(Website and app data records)
***

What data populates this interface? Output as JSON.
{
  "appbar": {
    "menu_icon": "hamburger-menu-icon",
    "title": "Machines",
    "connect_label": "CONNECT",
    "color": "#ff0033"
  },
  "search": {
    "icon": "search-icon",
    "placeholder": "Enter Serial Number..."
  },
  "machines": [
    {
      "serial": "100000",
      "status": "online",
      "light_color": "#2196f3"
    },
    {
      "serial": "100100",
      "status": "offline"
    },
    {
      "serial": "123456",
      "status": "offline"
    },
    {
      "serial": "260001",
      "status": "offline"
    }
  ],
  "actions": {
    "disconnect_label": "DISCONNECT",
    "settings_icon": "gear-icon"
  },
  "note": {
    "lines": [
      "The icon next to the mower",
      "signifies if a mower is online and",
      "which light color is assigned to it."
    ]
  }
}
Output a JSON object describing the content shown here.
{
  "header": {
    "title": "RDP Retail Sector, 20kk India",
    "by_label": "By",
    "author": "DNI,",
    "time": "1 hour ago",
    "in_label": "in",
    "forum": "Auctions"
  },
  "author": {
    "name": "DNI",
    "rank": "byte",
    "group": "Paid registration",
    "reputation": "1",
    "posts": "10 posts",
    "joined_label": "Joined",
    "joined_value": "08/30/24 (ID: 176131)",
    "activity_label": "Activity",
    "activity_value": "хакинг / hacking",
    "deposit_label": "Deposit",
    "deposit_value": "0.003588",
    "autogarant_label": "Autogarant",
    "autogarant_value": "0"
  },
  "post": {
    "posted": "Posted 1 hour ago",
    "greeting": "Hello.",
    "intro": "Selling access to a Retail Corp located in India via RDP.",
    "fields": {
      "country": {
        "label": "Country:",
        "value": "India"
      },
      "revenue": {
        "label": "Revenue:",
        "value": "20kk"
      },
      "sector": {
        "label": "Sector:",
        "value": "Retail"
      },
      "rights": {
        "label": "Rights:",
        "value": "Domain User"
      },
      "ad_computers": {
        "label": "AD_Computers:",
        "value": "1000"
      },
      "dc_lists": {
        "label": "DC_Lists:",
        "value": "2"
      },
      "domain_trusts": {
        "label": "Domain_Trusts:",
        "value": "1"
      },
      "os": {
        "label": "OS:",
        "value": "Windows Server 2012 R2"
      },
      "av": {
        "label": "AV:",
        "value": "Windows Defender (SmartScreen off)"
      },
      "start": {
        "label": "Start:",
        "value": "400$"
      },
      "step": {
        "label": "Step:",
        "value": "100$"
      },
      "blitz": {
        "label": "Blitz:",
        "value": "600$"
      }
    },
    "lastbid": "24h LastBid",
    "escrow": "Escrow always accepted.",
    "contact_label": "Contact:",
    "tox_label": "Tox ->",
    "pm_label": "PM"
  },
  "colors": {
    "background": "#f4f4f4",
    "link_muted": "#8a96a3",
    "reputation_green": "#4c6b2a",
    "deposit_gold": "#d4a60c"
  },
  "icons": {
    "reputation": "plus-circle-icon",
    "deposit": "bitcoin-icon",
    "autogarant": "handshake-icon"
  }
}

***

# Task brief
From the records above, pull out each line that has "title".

# Solution to this problem
    "title": "Machines",
    "title": "RDP Retail Sector, 20kk India",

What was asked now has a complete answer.